Each container contains only code for that particular component, located at
/usr/src/app. By default a
localsettings.py file will supply the override to provide the container the configuration to work with the native docker compose files. You are free to use docker volumes to mount a different settings file on top of the
localsettings.py file in order to configure the component with your particular setup.
However, if you look at the component’s local settings file, you may see some slight alterations based on environment variable overrides. The following snippet shows some of the alterations you would find in the project’s
docker/*/settings.py files, or within the container at
REDIS_HOST = os.getenv('REDIS_HOST', 'redis') REDIS_DB = int(os.getenv('REDIS_DB', 0)) KAFKA_INCOMING_TOPIC = os.getenv('KAFKA_INCOMING_TOPIC', 'demo.incoming') LOG_JSON = str2bool(os.getenv('LOG_JSON', False))
Commonly altered variables can be overridden with a docker environment variable of the same name. Here, you can override
1 to specify a different redis database.
If you find a variable you would like to override that does not already have an environment variable applied, you can use the following to make it available.
default_value is your specified default, and
PARAM_NAME is the name of the configuration you are overriding. Note that you will need to rebuild your containers if you alter code within the project.
The environment overrides can then be applied to your component within the normal

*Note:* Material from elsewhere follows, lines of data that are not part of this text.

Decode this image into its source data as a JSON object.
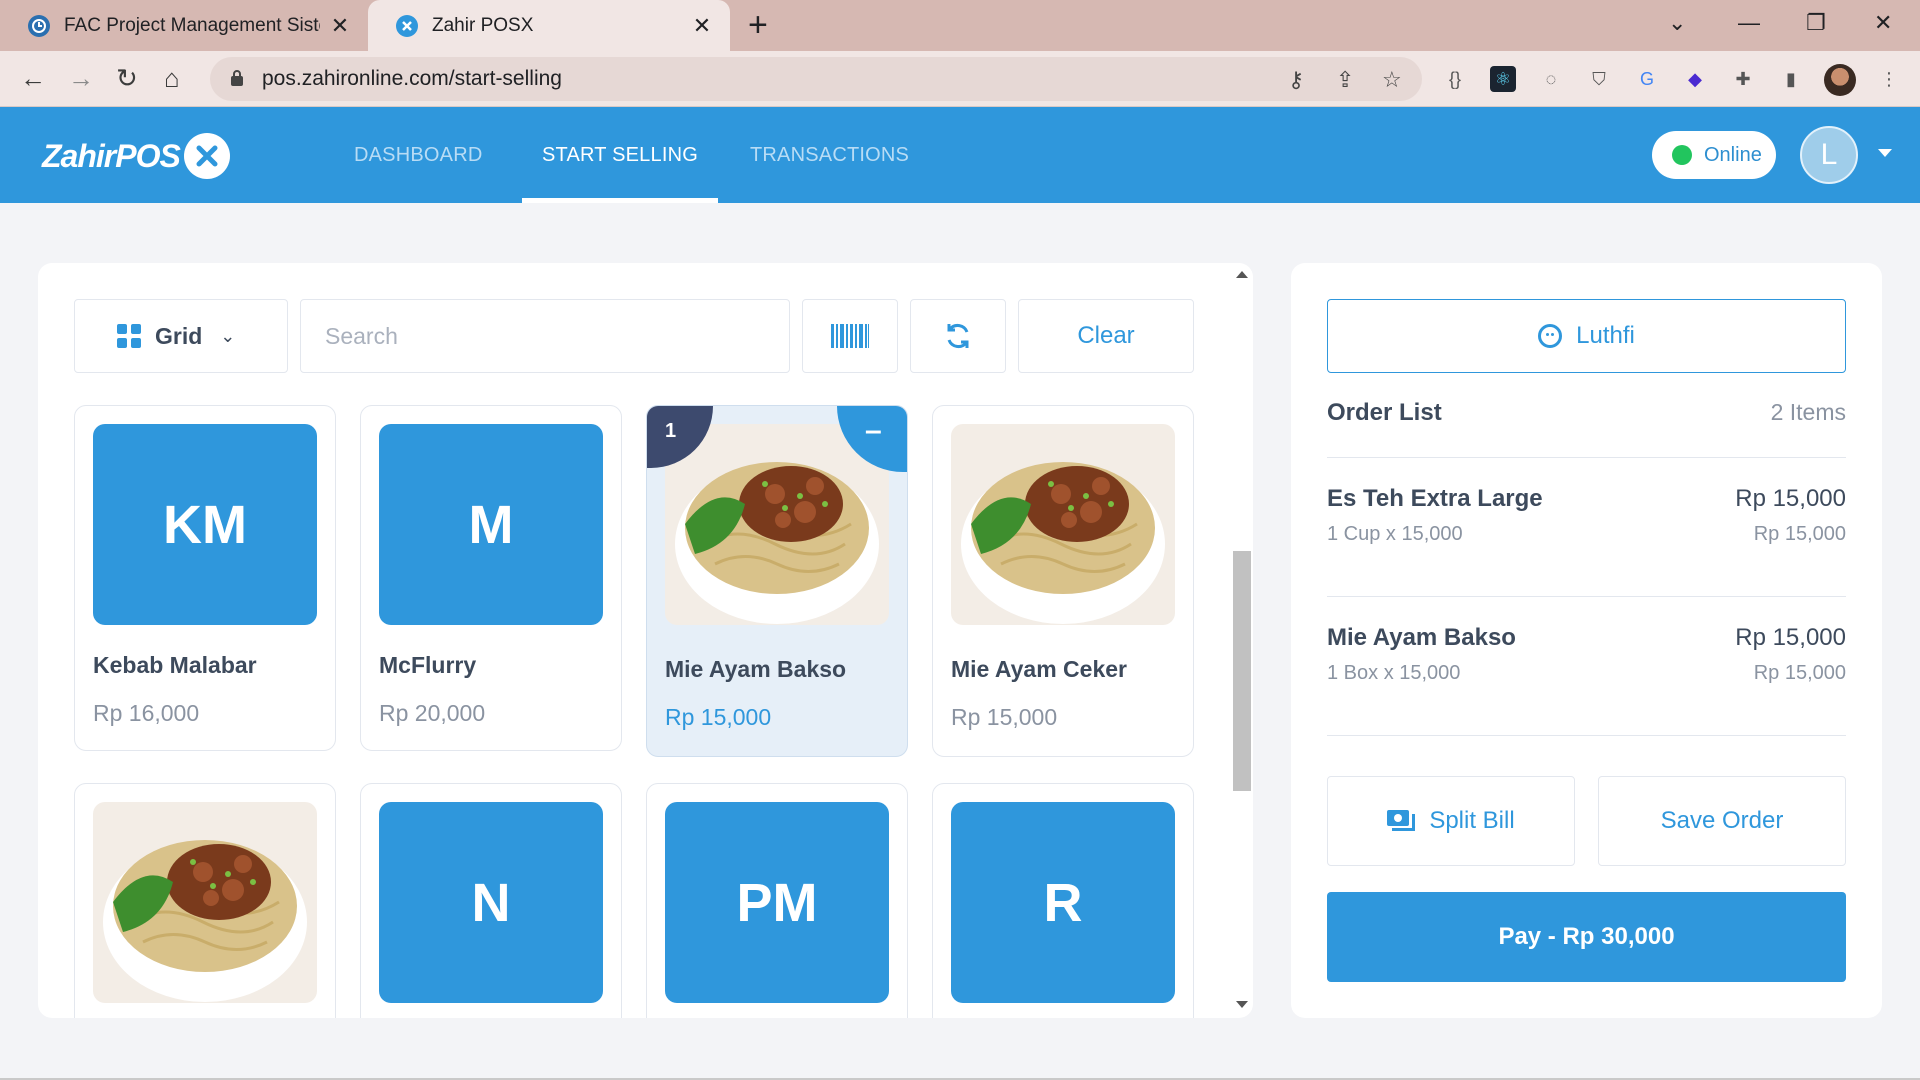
{
  "browser": {
    "tabs": [
      {
        "title": "FAC Project Management Sistem"
      },
      {
        "title": "Zahir POSX"
      }
    ],
    "url": "pos.zahironline.com/start-selling"
  },
  "app": {
    "logo_text": "ZahirPOS",
    "nav": [
      "DASHBOARD",
      "START SELLING",
      "TRANSACTIONS"
    ],
    "active_nav": "START SELLING",
    "status": "Online",
    "avatar_initial": "L",
    "accent_color": "#2f97dc"
  },
  "toolbar": {
    "view_mode": "Grid",
    "search_placeholder": "Search",
    "clear_label": "Clear"
  },
  "products": [
    {
      "initials": "KM",
      "name": "Kebab Malabar",
      "price": "Rp 16,000",
      "image": null
    },
    {
      "initials": "M",
      "name": "McFlurry",
      "price": "Rp 20,000",
      "image": null
    },
    {
      "initials": "",
      "name": "Mie Ayam Bakso",
      "price": "Rp 15,000",
      "image": "noodle-bowl",
      "selected": true,
      "qty": "1"
    },
    {
      "initials": "",
      "name": "Mie Ayam Ceker",
      "price": "Rp 15,000",
      "image": "noodle-bowl"
    },
    {
      "initials": "",
      "name": "",
      "price": "",
      "image": "noodle-bowl"
    },
    {
      "initials": "N",
      "name": "",
      "price": "",
      "image": null
    },
    {
      "initials": "PM",
      "name": "",
      "price": "",
      "image": null
    },
    {
      "initials": "R",
      "name": "",
      "price": "",
      "image": null
    }
  ],
  "order": {
    "customer": "Luthfi",
    "title": "Order List",
    "count": "2 Items",
    "items": [
      {
        "name": "Es Teh Extra Large",
        "detail": "1 Cup x 15,000",
        "total": "Rp 15,000",
        "subtotal": "Rp 15,000"
      },
      {
        "name": "Mie Ayam Bakso",
        "detail": "1 Box x 15,000",
        "total": "Rp 15,000",
        "subtotal": "Rp 15,000"
      }
    ],
    "split_label": "Split Bill",
    "save_label": "Save Order",
    "pay_label": "Pay - Rp 30,000"
  }
}
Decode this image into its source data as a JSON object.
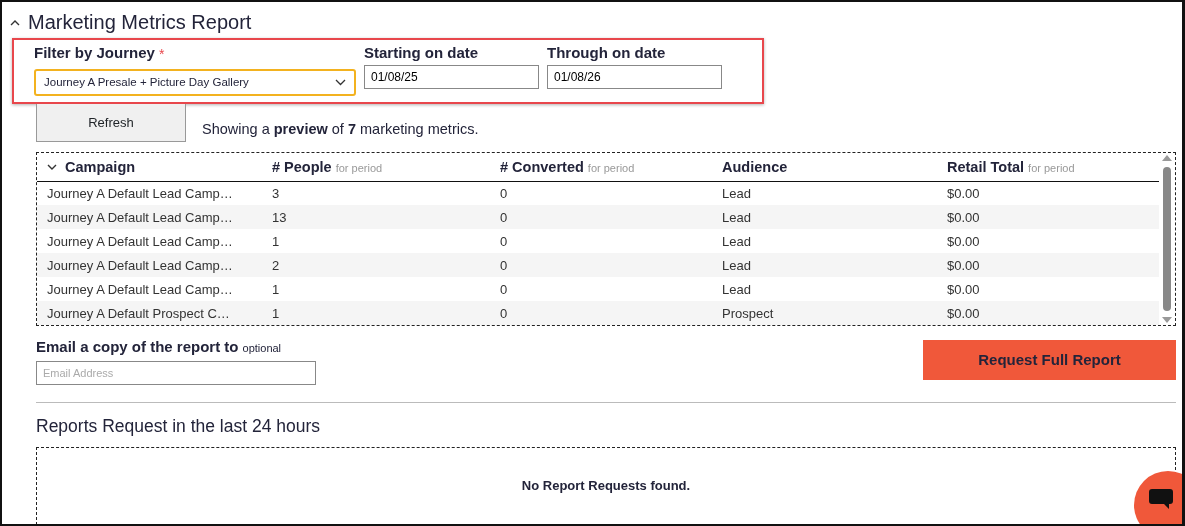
{
  "title": "Marketing Metrics Report",
  "filters": {
    "journey": {
      "label": "Filter by Journey",
      "required_mark": "*",
      "value": "Journey A Presale + Picture Day Gallery"
    },
    "start": {
      "label": "Starting on date",
      "value": "01/08/25"
    },
    "through": {
      "label": "Through on date",
      "value": "01/08/26"
    }
  },
  "refresh_button": "Refresh",
  "preview_text": "Showing a **preview** of **7** marketing metrics.",
  "table": {
    "columns": [
      {
        "label": "Campaign"
      },
      {
        "label": "# People",
        "note": "for period"
      },
      {
        "label": "# Converted",
        "note": "for period"
      },
      {
        "label": "Audience"
      },
      {
        "label": "Retail Total",
        "note": "for period"
      }
    ],
    "rows": [
      [
        "Journey A Default Lead Camp…",
        "3",
        "0",
        "Lead",
        "$0.00"
      ],
      [
        "Journey A Default Lead Camp…",
        "13",
        "0",
        "Lead",
        "$0.00"
      ],
      [
        "Journey A Default Lead Camp…",
        "1",
        "0",
        "Lead",
        "$0.00"
      ],
      [
        "Journey A Default Lead Camp…",
        "2",
        "0",
        "Lead",
        "$0.00"
      ],
      [
        "Journey A Default Lead Camp…",
        "1",
        "0",
        "Lead",
        "$0.00"
      ],
      [
        "Journey A Default Prospect C…",
        "1",
        "0",
        "Prospect",
        "$0.00"
      ]
    ]
  },
  "email": {
    "label": "Email a copy of the report to",
    "note": "optional",
    "placeholder": "Email Address"
  },
  "request_button": "Request Full Report",
  "requests": {
    "heading": "Reports Request in the last 24 hours",
    "empty_text": "No Report Requests found."
  }
}
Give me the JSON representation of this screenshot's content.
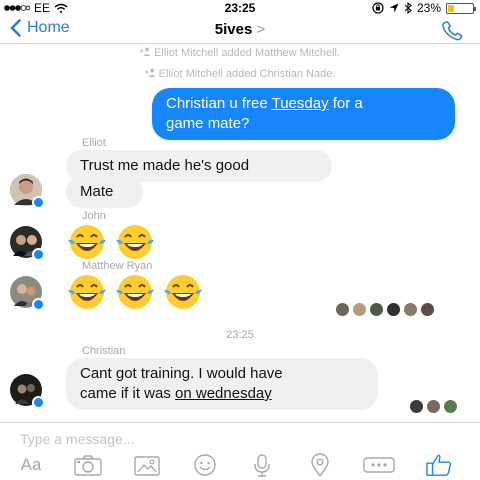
{
  "status_bar": {
    "carrier": "EE",
    "time": "23:25",
    "battery": "23%",
    "battery_level": 0.23
  },
  "nav": {
    "back_label": "Home",
    "title": "5ives",
    "title_chevron": ">"
  },
  "system_messages": [
    "Elliot Mitchell added Matthew Mitchell.",
    "Elliot Mitchell added Christian Nade."
  ],
  "outgoing": {
    "line1": "Christian u free ",
    "link": "Tuesday",
    "line1_end": " for a",
    "line2": "game mate?"
  },
  "elliot": {
    "sender": "Elliot",
    "msg1": "Trust me made he's good",
    "msg2": "Mate"
  },
  "john": {
    "sender": "John"
  },
  "matthew": {
    "sender": "Matthew Ryan"
  },
  "time_separator": "23:25",
  "christian": {
    "sender": "Christian",
    "line1": "Cant got training. I would have",
    "line2_pre": "came if it was ",
    "line2_link": "on wednesday"
  },
  "compose": {
    "placeholder": "Type a message...",
    "aa_label": "Aa"
  },
  "colors": {
    "accent": "#1785fb",
    "incoming_bubble": "#f0f0f0",
    "nav_blue": "#2a7ae2"
  },
  "icons": {
    "toolbar": [
      "camera-icon",
      "photo-icon",
      "emoji-icon",
      "microphone-icon",
      "location-icon",
      "more-icon",
      "like-icon"
    ]
  }
}
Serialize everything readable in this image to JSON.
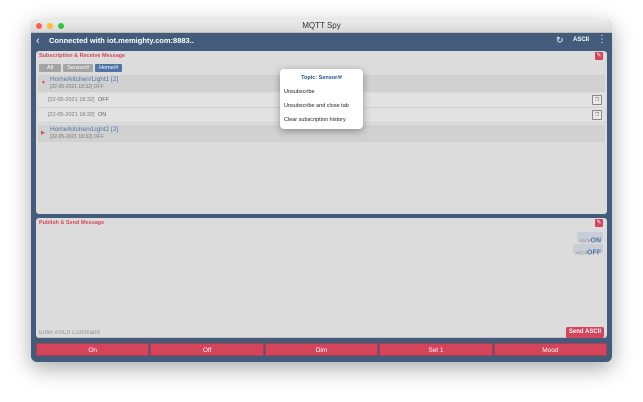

-e flag from Docker, or in the
docker-compose.yml files like show below.
environment: - REDIS_HOST=other-redis - REDIS_DB=1 - LOG_JSON=True
It is important to either look at the
localsettings.py files within the container or at the
settings.py files as denoted above to find the environment variables you wish to tweak.
It is recommended you use docker compose to orchestrate your cluster with all of the other components, and simply issuing
docker-compose up will bring your cluster online. If you wish to build the containers from scratch or insert custom code, please use add the following lines, customized for each component.
image: istresearch/scrapy-cluster:kafka-monitor-dev build: context: . dockerfile: docker/kafka-monitor/Dockerfile
You will then be able to issue the following:
docker-compose -f docker-compose.yml up --build --force-recreate
This will rebuild your containers and bring everything online.
The Kafka container does not like being stopped and started over and over again, and will sometimes fail to start cleanly. You can mitigate this by issuing
docker-compose down (note this will clean out all data).
Compose ELK Stack¶
You can use Docker Compose to configure both Scrapy Cluster and an associated ELK stack to view your log data from the 4 core components.
The docker compose file is located in
elk/docker-compose.elk.yml, and contains all of the necessary ingredients to bring up
- Scrapy Cluster
- Kafka Monitor
- Redis Monitor
Bring it up by issuing the following command from within the
$ docker-compose -f docker-compose.elk.yml up -d
You can ensure everything started up via:
$ docker-compose -f docker-compose.elk.yml ps Name Command State Ports --------------------------------------------------------------------------------------------- elk_crawler_1 scrapy Up runspider c ... elk_elasticsearch_1 /docker-entrypoint.sh Up 0.0.0.0:9200->9200/tc elas ... p, 0.0.0.0:9300->9300 /tcp elk_kafka_1 start-kafka.sh Up 0.0.0.0:9092->9092/tc p elk_kafka_monitor_1 python Up kafka_monit ... elk_kibana_1 /docker-entrypoint.sh Up 0.0.0.0:5601->5601/tc kibana p elk_logstash_1 /docker-entrypoint.sh Up 0.0.0.0:5000->5000/tc logs ... p elk_redis_1 docker-entrypoint.sh Up 0.0.0.0:32776->6379/t redis ... cp elk_redis_monitor_1 python Up redis_monit ... elk_rest_1 python rest_service.py Up 0.0.0.0:5343->5343/tcp elk_zookeeper_1 /bin/sh -c Up 0.0.0.0:2181->2181/tc /usr/sbin/sshd ... p, 22/tcp, 2888/tcp, 3888/tcp
As we continue to to expand into the docker world this page is subject to change. If you have a novel or different way you would like to use Scrapy Cluster in your container based application we would love to hear about it.